Below is a listing. Copy each line of it that holds the word "JSON".
──────────────────────────────
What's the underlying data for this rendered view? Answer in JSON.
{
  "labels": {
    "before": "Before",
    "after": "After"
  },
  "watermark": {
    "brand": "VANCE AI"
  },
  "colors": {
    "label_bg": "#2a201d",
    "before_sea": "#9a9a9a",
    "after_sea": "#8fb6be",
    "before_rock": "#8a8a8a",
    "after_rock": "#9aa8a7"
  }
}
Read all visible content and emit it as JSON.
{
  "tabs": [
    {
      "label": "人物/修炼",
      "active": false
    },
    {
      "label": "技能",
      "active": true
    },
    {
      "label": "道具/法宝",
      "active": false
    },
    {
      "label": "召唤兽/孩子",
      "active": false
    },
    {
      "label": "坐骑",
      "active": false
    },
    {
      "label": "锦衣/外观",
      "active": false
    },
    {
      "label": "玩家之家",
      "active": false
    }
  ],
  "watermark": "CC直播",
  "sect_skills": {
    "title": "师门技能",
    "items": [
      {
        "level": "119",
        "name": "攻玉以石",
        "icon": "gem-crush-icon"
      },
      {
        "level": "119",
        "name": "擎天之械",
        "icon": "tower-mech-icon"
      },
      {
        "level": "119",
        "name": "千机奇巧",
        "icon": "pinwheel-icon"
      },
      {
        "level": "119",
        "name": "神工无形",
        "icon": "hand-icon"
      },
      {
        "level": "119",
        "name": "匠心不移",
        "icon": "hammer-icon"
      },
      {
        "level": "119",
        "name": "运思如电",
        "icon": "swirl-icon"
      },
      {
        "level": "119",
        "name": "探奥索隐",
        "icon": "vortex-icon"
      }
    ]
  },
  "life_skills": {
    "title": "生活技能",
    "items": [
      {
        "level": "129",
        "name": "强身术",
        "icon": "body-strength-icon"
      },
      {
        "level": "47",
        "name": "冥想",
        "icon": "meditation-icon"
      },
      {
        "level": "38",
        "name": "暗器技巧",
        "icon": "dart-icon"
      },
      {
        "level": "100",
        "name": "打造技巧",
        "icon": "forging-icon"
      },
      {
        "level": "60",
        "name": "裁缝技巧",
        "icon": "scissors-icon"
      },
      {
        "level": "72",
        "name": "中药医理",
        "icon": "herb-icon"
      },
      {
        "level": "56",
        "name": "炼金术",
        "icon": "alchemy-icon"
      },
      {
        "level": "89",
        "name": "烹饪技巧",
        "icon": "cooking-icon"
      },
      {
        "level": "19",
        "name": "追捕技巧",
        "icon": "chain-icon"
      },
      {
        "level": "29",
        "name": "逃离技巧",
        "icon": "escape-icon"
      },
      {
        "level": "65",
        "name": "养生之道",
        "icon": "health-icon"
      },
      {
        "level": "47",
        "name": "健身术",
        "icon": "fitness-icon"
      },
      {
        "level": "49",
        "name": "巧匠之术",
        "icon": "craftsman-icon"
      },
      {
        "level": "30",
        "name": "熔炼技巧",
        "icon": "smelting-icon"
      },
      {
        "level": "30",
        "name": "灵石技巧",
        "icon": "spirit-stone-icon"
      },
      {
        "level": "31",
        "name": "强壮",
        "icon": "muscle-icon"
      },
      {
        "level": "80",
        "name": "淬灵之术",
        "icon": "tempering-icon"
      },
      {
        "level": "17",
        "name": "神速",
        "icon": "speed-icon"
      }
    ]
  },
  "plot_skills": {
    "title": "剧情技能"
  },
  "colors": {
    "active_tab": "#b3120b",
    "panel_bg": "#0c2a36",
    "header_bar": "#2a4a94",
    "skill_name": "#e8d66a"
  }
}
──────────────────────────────
RESULT OF THIS TASK ::
What's the underlying data for this rendered view? Answer in JSON.
Read all visible content and emit it as JSON.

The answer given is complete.